Psychotherapy

Psychotherapy or “talk therapy” is the treatment of psychological problems through communication between an individual and a trained mental health professional in a safe and confidential environment. Psychotherapy aims to explore and understand behaviors, beliefs, thoughts, and emotions, and to improve relationships and coping skills. Psychotherapy includes both individual or group therapy, which brings around 5 to 15 patients together each week for confidential conversation guided by a professional.

Some evidence-based psychotherapy approaches for depression

Cognitive-behavioral therapy (CBT)

CBT is a well-established, evidence-based treatment approach for depression. CBT is a goal-oriented approach that helps patients recognize and modify thought and behavior patterns that interfere with functioning or make depressive symptoms worse. CBT has also been shown to result in improvement in brain functioning. People with depression often experience distorted negative thoughts about themselves or their situations (for example, characterizing their lives as worthless).

By working to reveal more accurate information about themselves, these negative thoughts can be countered with a more realistic picture of both the present and the future. As depression also tends to cause people to isolate, some of CBT often involves changing patterns of avoidance to help a person continue to move toward life aims. CBT commonly combines eight to twelve regular weekly sessions (sometimes more, sometimes less) with a trained therapist who assigns exercises that individuals can practice on their own in between sessions.

These exercises encourage individuals to practice replacing negative thoughts with more realistic ones based on past experience or to write negative thoughts in a journal. Once patients learn to recognize these automatic thinking patterns, they are taught more adaptive ways of thinking and acting to meet their aims. This typically has a beneficial impact on mood and future behaviors.

Interpersonal psychotherapy (IPT)

IPT focuses on current relationships and interactions as they are related to a person’s mood. Improvements to relationships can often lead to improvements in mood. It usually involves up to 20 weekly sessions, each lasting approximately one hour. Sessions are focused on one or two key interpersonal issues that have been identified as most closely related to a person’s depression. These issues may include disputes with others, life changes or transitions that affect relationships, or unresolved grief over the loss of a relationship.

Dialectical behavior therapy (DBT)

DBT is a psychological treatment method that encourages individuals to accept uncomfortable thoughts, emotions, and behaviors instead of struggling with them. It combines traditional CBT with two additional techniques: Dialectics, which relies on discussion or dialogue to explore and resolve issues. Mindfulness, which encourages individuals to become more aware of and present in the moment, so that concerns about the future or thoughts about the past do not interfere as much with their ability to enjoy life.
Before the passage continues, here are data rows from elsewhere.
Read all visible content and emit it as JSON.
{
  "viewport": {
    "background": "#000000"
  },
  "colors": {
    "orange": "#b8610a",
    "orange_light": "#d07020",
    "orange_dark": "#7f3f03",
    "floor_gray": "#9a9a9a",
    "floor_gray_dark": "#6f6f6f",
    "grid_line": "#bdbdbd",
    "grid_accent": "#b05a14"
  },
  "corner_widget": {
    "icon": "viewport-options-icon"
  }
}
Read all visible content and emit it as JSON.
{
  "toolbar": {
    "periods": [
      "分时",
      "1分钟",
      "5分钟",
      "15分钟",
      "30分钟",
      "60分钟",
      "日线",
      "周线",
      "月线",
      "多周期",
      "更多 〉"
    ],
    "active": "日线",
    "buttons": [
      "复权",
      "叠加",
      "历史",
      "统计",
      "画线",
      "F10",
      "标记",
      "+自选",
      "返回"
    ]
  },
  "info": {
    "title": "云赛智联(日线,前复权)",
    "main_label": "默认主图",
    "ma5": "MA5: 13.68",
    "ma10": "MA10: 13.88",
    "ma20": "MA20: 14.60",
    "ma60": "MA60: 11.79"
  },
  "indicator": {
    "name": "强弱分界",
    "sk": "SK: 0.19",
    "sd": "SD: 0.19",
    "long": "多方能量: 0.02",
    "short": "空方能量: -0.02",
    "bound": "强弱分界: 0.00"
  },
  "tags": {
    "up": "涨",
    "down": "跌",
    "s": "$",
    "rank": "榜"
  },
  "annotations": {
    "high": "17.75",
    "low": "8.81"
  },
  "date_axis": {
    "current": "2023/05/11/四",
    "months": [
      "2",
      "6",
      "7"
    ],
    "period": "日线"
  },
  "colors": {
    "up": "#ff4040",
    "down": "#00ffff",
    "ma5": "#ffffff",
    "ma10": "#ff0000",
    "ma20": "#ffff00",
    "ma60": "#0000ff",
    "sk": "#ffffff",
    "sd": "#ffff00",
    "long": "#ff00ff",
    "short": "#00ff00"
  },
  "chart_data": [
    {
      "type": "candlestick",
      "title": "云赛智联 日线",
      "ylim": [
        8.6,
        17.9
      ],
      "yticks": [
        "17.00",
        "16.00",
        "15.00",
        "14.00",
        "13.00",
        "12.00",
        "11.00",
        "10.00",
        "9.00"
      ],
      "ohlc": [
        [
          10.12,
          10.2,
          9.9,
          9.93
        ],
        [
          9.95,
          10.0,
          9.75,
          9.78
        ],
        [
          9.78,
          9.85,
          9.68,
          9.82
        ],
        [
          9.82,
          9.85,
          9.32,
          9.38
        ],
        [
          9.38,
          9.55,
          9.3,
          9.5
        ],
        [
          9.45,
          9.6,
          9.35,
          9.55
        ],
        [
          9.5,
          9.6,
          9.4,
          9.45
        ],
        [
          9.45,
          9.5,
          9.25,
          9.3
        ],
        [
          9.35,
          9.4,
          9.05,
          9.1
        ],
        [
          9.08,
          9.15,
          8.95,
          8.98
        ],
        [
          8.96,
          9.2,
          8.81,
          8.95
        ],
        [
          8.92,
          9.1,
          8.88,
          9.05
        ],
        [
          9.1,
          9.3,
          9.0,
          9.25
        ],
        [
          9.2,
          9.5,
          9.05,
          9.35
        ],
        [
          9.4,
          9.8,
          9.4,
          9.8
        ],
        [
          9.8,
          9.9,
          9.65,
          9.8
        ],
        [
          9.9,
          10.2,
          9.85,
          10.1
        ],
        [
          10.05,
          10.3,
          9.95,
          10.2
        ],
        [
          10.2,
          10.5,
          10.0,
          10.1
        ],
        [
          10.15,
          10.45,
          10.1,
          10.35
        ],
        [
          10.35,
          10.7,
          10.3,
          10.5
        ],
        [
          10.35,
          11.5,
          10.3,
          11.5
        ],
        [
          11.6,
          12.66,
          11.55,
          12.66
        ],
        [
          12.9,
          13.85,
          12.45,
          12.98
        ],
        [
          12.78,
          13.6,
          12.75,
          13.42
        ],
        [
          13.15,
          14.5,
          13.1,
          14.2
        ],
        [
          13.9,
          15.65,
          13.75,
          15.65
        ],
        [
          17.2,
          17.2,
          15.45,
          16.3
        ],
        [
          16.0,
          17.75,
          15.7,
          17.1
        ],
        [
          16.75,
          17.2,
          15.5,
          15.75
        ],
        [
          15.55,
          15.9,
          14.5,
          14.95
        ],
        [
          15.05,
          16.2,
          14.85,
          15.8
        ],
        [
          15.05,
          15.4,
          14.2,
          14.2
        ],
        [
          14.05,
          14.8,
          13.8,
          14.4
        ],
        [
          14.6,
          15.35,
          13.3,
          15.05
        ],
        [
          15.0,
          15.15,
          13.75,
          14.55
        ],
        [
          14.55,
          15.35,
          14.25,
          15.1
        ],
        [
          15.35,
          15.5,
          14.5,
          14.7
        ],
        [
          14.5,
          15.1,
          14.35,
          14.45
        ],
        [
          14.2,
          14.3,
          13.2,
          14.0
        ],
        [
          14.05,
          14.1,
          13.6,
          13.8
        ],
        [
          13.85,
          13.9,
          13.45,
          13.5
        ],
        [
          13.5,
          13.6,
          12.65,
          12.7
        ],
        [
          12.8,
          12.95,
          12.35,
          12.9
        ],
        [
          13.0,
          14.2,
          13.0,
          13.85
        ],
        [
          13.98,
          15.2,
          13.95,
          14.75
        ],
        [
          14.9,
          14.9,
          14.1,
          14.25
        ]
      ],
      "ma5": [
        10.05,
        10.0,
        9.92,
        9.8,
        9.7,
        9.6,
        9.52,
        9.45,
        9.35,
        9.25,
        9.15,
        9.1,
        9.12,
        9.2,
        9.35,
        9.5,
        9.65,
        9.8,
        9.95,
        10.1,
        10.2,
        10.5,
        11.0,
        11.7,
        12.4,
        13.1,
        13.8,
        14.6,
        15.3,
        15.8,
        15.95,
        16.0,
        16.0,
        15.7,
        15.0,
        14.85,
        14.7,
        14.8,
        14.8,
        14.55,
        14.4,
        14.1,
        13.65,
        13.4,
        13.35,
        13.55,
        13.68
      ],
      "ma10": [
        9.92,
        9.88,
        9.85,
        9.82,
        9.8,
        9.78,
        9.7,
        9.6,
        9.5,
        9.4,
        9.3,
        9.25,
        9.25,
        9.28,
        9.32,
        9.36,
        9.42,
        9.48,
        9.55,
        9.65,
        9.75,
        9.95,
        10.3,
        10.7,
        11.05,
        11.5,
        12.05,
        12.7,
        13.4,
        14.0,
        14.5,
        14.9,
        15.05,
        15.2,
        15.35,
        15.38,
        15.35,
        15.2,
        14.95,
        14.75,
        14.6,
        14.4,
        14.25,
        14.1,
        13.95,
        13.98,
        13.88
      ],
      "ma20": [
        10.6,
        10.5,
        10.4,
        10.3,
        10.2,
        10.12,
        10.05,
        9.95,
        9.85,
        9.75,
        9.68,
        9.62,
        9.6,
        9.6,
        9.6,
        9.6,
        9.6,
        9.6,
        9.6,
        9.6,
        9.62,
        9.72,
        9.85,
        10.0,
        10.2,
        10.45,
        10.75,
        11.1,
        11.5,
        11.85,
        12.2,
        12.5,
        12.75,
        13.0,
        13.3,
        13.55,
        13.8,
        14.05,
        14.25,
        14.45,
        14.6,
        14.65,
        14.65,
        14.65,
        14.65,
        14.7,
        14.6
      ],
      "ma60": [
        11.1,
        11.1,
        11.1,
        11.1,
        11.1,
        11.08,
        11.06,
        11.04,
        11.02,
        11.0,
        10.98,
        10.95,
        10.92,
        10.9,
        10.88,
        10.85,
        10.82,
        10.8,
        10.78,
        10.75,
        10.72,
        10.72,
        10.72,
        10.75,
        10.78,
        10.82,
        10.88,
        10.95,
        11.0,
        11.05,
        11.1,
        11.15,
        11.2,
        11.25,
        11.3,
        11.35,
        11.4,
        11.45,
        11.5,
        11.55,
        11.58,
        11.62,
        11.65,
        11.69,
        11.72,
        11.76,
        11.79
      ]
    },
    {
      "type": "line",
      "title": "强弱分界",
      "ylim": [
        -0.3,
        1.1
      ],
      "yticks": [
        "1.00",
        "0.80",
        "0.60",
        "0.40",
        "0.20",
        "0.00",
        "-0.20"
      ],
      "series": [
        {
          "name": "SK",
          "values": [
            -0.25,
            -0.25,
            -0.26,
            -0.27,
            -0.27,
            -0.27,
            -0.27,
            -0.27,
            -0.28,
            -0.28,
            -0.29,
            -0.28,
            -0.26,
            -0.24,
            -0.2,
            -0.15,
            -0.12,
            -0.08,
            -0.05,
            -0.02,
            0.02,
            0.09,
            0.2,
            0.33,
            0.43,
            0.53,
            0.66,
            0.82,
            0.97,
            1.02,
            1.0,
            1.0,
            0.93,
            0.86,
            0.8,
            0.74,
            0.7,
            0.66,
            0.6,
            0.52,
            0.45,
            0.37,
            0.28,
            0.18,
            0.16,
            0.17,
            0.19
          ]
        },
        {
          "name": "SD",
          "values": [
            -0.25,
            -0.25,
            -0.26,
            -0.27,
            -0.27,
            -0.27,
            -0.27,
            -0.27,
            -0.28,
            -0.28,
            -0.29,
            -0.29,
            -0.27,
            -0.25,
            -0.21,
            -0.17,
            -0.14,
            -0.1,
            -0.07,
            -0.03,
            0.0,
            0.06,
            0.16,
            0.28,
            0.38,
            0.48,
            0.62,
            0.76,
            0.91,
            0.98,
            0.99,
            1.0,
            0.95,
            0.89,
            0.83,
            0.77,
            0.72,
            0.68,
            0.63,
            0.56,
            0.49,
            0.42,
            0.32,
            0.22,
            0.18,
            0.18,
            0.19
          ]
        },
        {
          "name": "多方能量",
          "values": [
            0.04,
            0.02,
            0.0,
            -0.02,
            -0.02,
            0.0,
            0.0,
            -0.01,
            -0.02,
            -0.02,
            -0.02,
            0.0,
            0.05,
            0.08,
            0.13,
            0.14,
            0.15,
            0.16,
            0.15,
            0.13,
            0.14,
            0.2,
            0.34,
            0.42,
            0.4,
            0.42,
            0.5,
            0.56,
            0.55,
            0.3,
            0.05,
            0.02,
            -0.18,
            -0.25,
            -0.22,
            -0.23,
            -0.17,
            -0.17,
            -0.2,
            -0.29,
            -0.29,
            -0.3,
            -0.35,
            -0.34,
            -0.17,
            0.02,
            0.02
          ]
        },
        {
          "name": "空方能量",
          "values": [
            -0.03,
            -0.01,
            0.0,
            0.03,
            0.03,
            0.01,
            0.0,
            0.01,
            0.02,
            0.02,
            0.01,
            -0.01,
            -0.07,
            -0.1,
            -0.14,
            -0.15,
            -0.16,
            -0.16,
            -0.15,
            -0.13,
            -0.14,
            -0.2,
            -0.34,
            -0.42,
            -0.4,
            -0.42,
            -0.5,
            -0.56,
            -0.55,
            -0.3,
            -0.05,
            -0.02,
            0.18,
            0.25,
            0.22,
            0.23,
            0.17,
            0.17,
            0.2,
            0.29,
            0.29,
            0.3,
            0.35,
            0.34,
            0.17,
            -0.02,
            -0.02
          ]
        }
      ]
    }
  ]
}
Patients participating in DBT take part in both individual and group sessions:
  • During individual sessions, the patient and therapist meet to discuss issues that have come up during the previous week and work on skills.
  • During group sessions, several DBT patients meet to practice different life skills in a safe, controlled environment. These skills include recognizing and managing emotions, tolerating distress, being effective in relationships, and developing mindfulness. Individuals are usually instructed to practice these methods as homework between sessions.

Mindfulness-Based Cognitive Therapy (MBCT)

MBCT is a psychotherapy approach that combines the principles of mindfulness meditation with the tools of cognitive therapy. MBCT was originally created to prevent relapse in depression. It is clinically proven to reduce symptoms of depression and prevent future episodes of depression.
  • Cognitive therapy aims to modify thought and behavior patterns that interfere with functioning or make depressive symptoms worse.
  • Mindfulness involves continuous awareness of our thoughts, feelings, and emotions and purposely attending to the present moment without attaching judgment to our thoughts.

References

Cuijpers, P., Sijbrandij, M., Koole, S. L., Andersson, G., Beekman, A. T., & Reynolds, C. F. (2013). The efficacy of psychotherapy and pharmacotherapy in treating depressive and anxiety disorders: A meta‐analysis of direct comparisons. World Psychiatry, 12(2), 137-148.

MacQueen, G. M., Frey, B. N., Ismail, Z., Jaworska, N., Steiner, M., Lieshout, R. J. V., ... & Ravindran, A. V. (2016). Canadian Network for Mood and Anxiety Treatments (CANMAT) 2016 clinical guidelines for the management of adults with major depressive disorder: section 6. special populations: youth, women, and the elderly. The Canadian Journal of Psychiatry, 61(9), 588-603.

Yatham, L. N., Kennedy, S. H., Parikh, S. V., Schaffer, A., Beaulieu, S., Alda, M., ... & Ravindran, A. (2013). Canadian Network for Mood and Anxiety Treatments (CANMAT) and International Society for Bipolar Disorders (ISBD) collaborative update of CANMAT guidelines for the management of patients with bipolar disorder: update 2013. Bipolar disorders, 15(1), 1-44.